Liverpool's Churchill Way flyovers are to be demolished at a cost of £6m after inspectors found significant defects and said they cannot be strengthened.
The two-lane concrete structures, which date back to 1970, were closed last autumn after design and construction flaws were discovered.
Engineers from Amey found the quality of construction using concrete and steel was poor, with tendons and ducts corroded and signs of structural distress including cracking over some supports. They said they should not carry vehicles or pedestrians.
They have calculated that strengthening the structures is not feasible and the cost of replacing them would be between £50m and £60m, compared to a demolition price of £5.7m.
Piece of loose concrete from the flyovers
James Noakes, Liverpool City Council’s cabinet member for Highways, said: ‘The Churchill Way flyovers are a relic of a plan from half a century ago that was never completed.

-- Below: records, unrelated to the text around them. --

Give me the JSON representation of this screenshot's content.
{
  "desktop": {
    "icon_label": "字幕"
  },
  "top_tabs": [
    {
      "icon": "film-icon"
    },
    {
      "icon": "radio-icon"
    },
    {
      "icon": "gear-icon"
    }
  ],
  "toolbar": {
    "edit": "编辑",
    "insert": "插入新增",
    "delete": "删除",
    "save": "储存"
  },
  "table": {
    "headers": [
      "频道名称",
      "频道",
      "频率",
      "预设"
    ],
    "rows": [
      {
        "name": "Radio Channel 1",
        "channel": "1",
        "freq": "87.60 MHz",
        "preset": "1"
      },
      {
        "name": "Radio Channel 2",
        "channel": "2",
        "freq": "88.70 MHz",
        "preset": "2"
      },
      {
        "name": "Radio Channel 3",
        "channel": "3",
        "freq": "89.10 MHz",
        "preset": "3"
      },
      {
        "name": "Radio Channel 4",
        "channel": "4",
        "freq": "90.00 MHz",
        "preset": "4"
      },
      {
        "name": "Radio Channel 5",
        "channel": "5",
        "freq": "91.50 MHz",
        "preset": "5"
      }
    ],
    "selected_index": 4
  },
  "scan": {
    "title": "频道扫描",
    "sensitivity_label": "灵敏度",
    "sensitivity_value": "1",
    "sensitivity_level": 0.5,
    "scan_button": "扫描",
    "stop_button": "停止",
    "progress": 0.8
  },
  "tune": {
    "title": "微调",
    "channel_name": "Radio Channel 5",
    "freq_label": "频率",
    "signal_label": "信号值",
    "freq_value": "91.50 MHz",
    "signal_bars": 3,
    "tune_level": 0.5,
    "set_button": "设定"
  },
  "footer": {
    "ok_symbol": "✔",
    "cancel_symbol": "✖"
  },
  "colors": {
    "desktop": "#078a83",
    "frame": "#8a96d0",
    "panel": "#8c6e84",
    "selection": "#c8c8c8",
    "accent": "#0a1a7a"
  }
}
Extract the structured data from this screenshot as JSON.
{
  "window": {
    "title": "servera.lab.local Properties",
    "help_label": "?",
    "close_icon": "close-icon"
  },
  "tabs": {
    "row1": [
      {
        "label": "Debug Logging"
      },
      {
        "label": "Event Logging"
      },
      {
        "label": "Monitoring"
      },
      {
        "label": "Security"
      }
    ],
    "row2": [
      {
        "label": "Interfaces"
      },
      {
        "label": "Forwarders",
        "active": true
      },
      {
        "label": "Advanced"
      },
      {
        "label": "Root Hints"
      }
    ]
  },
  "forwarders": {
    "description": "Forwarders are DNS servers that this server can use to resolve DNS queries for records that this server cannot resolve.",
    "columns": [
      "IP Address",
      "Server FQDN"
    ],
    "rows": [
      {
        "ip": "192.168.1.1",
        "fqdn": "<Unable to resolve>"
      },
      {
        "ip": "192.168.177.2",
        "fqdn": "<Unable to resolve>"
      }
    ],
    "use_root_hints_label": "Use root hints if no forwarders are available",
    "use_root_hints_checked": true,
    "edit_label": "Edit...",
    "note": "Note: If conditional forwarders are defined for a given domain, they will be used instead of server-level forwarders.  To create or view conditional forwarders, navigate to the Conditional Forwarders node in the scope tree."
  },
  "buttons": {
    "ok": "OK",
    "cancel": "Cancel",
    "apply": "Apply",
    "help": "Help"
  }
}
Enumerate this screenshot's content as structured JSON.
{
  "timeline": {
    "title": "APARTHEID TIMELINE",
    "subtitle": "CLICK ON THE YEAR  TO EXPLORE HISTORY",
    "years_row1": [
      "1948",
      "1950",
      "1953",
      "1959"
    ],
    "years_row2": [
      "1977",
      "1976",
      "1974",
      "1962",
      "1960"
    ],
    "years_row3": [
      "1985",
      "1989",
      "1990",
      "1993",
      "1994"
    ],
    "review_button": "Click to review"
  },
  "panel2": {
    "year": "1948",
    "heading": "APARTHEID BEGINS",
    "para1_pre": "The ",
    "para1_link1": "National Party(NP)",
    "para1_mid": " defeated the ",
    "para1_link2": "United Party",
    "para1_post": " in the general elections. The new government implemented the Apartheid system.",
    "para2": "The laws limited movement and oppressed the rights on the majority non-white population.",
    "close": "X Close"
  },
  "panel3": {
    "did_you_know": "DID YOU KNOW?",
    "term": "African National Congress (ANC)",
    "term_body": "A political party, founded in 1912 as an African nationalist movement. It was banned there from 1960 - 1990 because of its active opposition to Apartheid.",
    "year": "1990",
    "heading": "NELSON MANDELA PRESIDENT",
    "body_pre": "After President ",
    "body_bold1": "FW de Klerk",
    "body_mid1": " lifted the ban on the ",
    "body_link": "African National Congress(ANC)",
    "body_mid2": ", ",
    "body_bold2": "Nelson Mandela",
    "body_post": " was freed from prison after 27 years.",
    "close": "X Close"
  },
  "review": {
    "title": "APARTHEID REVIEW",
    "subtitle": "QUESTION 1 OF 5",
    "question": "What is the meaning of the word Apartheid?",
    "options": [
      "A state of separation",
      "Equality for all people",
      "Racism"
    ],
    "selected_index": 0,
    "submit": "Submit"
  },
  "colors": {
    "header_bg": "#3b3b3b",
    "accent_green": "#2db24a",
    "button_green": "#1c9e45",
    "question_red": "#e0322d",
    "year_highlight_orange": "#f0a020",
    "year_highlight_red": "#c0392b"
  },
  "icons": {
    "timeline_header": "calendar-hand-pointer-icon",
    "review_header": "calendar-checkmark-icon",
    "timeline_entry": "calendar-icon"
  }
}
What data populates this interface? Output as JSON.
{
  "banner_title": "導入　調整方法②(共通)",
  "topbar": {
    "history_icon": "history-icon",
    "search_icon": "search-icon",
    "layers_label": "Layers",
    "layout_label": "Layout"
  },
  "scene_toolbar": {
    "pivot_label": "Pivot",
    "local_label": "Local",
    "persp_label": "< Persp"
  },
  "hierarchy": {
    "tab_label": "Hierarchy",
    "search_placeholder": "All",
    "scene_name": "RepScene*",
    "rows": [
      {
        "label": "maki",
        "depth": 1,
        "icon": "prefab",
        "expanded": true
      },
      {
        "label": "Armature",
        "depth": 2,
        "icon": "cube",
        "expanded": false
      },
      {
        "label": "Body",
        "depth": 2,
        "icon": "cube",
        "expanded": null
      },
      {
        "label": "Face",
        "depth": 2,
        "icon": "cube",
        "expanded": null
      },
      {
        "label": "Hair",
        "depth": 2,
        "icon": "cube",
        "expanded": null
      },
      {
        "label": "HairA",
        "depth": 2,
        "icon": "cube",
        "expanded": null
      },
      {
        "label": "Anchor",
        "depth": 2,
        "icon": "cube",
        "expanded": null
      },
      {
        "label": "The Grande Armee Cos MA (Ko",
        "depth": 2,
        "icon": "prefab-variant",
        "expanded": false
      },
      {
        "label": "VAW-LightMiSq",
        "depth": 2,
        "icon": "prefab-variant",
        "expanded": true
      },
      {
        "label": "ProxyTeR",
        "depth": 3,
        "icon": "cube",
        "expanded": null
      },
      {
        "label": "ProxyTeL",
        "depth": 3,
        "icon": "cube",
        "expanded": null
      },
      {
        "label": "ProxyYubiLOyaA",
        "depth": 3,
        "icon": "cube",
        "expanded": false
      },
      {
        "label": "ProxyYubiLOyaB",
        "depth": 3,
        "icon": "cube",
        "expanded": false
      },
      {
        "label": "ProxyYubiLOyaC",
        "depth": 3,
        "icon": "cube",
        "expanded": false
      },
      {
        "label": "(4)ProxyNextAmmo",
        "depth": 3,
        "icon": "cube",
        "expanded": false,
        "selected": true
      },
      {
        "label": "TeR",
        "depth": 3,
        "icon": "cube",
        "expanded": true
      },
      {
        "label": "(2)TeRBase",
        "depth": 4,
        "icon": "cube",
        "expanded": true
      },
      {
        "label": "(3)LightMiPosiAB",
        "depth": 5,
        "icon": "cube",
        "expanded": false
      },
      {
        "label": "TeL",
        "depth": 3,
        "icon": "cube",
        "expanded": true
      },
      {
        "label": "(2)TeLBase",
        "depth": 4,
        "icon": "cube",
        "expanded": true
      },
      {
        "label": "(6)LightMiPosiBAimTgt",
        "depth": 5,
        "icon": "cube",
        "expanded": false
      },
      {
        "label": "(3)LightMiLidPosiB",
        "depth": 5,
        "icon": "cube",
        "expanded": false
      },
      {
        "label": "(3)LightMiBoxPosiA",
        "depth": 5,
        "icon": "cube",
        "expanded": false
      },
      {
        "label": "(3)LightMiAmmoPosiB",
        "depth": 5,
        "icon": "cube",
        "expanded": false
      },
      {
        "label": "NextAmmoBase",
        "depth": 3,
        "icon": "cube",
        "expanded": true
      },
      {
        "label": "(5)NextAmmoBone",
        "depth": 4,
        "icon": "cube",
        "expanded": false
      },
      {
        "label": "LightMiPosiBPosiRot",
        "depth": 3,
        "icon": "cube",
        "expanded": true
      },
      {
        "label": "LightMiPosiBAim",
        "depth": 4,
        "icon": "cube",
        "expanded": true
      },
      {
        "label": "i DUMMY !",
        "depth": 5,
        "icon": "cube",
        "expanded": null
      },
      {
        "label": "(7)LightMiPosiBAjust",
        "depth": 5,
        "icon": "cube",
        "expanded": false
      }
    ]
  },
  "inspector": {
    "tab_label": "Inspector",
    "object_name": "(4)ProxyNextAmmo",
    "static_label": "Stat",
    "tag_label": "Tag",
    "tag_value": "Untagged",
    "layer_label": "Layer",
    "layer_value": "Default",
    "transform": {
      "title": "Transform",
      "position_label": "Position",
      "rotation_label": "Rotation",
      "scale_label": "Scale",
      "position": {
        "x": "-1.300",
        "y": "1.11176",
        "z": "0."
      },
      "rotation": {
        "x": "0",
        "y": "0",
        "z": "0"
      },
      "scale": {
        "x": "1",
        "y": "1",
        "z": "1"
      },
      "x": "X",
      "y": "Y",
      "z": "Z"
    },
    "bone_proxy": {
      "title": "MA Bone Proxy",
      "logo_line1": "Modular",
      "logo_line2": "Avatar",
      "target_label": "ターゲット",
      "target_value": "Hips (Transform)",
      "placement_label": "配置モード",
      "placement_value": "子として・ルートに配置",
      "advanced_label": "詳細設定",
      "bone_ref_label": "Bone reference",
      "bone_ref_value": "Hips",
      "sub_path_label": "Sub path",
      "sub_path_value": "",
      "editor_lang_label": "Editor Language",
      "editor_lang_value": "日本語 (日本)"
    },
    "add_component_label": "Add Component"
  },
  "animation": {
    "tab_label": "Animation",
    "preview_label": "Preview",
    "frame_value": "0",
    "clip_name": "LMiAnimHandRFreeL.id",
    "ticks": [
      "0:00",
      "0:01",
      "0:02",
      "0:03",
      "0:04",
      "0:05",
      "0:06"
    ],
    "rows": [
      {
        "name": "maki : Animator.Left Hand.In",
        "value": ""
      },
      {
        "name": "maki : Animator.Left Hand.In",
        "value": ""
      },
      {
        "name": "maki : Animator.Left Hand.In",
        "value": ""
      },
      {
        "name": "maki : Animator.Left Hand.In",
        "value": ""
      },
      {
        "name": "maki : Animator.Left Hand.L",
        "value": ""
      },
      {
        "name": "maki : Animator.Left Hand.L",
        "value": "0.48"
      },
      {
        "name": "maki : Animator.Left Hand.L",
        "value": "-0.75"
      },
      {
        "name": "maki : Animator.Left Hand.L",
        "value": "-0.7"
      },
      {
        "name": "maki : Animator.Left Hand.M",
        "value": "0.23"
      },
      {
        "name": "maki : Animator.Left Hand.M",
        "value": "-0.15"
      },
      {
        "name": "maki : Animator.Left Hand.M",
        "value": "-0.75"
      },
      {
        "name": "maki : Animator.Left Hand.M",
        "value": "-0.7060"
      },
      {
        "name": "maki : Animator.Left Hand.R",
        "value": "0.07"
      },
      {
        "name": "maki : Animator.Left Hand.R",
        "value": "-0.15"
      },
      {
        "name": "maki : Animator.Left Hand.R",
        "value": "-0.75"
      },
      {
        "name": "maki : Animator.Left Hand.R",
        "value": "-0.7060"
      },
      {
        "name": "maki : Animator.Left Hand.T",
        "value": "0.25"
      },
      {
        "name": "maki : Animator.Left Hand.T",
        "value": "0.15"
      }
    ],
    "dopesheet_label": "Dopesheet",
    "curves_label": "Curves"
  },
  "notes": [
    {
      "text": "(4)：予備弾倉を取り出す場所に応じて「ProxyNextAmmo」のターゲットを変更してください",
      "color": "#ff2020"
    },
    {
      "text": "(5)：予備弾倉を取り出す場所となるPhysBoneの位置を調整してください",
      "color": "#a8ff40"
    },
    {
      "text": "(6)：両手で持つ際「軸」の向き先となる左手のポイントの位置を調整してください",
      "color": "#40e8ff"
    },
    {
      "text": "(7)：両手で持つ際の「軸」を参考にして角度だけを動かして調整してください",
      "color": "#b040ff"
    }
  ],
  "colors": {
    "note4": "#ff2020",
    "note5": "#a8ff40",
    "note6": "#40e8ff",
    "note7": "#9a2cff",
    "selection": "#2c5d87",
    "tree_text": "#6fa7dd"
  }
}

‘Public safety is absolutely paramount and despite the obvious inconvenience the demolition will cause, we can’t compromise on safety and it is simply not economically viable to make them safe.
‘Although there has been an increase in traffic at peak times in and around the Queensway Tunnel as a result of the closure, the city has been able to cope with it.’
Trevor Cherryholme of Amey Consulting said: ‘Our primary areas of concern are the poor quality of original construction, subsequent deterioration and the current signs of structural distress.
‘More specifically, poor steel placement and spalled concrete, collapsed or failed formwork, failed drainage and signs of overstress in the deck are among our most significant findings.
‘It is our view that there is no safe option other than demolition.’
Corroded reinforcement in the flyover
Following new legislation on major highways structures, a Post Tensioned Special Inspection (PTSI) began in 2016 to assess the northern and southern sections, both of which are more than 240 metres long.
This found problems with drainage, internal support, barriers and bearings, leading to the flyovers being shut last autumn for investigations into potential hidden defects and potential overstress.
Structural testing has now been carried out, involving removing the road surface, drilling into the decks and underground assessments of every supporting column.
Demolition work is expected to start the summer. In the meantime the council said it will be developing proposals to improve the Queensway Tunnel roundabout and the Hunter Street interchange to cope with increased traffic flow, at an estimated cost of £10m.